→ Task description
For each line in the records, produce an exact copy.

═════ Information provided ═════

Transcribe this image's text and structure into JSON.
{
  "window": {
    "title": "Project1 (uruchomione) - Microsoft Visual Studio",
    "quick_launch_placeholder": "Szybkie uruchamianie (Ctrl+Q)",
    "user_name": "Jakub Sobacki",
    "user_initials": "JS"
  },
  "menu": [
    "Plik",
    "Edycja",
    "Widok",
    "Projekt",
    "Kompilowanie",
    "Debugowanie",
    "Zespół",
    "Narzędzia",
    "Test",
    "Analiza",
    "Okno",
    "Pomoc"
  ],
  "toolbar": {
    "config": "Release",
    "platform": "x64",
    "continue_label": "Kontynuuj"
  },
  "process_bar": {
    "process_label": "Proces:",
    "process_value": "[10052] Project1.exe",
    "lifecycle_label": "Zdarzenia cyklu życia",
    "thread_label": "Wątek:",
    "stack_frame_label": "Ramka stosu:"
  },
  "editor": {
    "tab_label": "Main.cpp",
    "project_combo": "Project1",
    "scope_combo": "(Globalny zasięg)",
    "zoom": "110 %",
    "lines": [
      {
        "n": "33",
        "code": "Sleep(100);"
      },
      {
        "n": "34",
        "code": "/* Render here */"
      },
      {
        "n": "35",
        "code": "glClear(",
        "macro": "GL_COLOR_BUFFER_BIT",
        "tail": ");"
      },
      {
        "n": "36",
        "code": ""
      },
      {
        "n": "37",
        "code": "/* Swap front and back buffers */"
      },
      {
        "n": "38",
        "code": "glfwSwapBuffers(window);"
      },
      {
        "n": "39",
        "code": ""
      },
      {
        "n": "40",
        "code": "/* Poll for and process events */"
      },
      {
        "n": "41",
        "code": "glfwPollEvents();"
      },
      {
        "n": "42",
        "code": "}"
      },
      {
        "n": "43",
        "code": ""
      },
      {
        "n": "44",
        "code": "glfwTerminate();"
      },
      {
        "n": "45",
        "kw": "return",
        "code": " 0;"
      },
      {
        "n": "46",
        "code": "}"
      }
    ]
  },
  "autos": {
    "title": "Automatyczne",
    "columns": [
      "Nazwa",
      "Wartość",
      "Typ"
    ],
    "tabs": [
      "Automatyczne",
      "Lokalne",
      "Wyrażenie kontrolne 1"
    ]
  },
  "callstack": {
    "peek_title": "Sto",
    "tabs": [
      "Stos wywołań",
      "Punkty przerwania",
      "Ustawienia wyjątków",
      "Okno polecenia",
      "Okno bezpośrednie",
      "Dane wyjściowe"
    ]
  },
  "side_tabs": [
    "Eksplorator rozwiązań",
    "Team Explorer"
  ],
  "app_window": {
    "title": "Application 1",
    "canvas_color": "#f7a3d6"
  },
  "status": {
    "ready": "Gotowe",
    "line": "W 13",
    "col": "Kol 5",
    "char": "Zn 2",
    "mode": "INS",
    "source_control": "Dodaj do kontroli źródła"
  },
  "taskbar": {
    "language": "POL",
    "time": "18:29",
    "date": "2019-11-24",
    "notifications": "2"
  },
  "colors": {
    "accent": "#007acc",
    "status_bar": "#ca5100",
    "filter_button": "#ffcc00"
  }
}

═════

→ Answer box
Transcribe this image's text and structure into JSON.
{
  "window": {
    "title": "Project1 (uruchomione) - Microsoft Visual Studio",
    "quick_launch_placeholder": "Szybkie uruchamianie (Ctrl+Q)",
    "user_name": "Jakub Sobacki",
    "user_initials": "JS"
  },
  "menu": [
    "Plik",
    "Edycja",
    "Widok",
    "Projekt",
    "Kompilowanie",
    "Debugowanie",
    "Zespół",
    "Narzędzia",
    "Test",
    "Analiza",
    "Okno",
    "Pomoc"
  ],
  "toolbar": {
    "config": "Release",
    "platform": "x64",
    "continue_label": "Kontynuuj"
  },
  "process_bar": {
    "process_label": "Proces:",
    "process_value": "[10052] Project1.exe",
    "lifecycle_label": "Zdarzenia cyklu życia",
    "thread_label": "Wątek:",
    "stack_frame_label": "Ramka stosu:"
  },
  "editor": {
    "tab_label": "Main.cpp",
    "project_combo": "Project1",
    "scope_combo": "(Globalny zasięg)",
    "zoom": "110 %",
    "lines": [
      {
        "n": "33",
        "code": "Sleep(100);"
      },
      {
        "n": "34",
        "code": "/* Render here */"
      },
      {
        "n": "35",
        "code": "glClear(",
        "macro": "GL_COLOR_BUFFER_BIT",
        "tail": ");"
      },
      {
        "n": "36",
        "code": ""
      },
      {
        "n": "37",
        "code": "/* Swap front and back buffers */"
      },
      {
        "n": "38",
        "code": "glfwSwapBuffers(window);"
      },
      {
        "n": "39",
        "code": ""
      },
      {
        "n": "40",
        "code": "/* Poll for and process events */"
      },
      {
        "n": "41",
        "code": "glfwPollEvents();"
      },
      {
        "n": "42",
        "code": "}"
      },
      {
        "n": "43",
        "code": ""
      },
      {
        "n": "44",
        "code": "glfwTerminate();"
      },
      {
        "n": "45",
        "kw": "return",
        "code": " 0;"
      },
      {
        "n": "46",
        "code": "}"
      }
    ]
  },
  "autos": {
    "title": "Automatyczne",
    "columns": [
      "Nazwa",
      "Wartość",
      "Typ"
    ],
    "tabs": [
      "Automatyczne",
      "Lokalne",
      "Wyrażenie kontrolne 1"
    ]
  },
  "callstack": {
    "peek_title": "Sto",
    "tabs": [
      "Stos wywołań",
      "Punkty przerwania",
      "Ustawienia wyjątków",
      "Okno polecenia",
      "Okno bezpośrednie",
      "Dane wyjściowe"
    ]
  },
  "side_tabs": [
    "Eksplorator rozwiązań",
    "Team Explorer"
  ],
  "app_window": {
    "title": "Application 1",
    "canvas_color": "#f7a3d6"
  },
  "status": {
    "ready": "Gotowe",
    "line": "W 13",
    "col": "Kol 5",
    "char": "Zn 2",
    "mode": "INS",
    "source_control": "Dodaj do kontroli źródła"
  },
  "taskbar": {
    "language": "POL",
    "time": "18:29",
    "date": "2019-11-24",
    "notifications": "2"
  },
  "colors": {
    "accent": "#007acc",
    "status_bar": "#ca5100",
    "filter_button": "#ffcc00"
  }
}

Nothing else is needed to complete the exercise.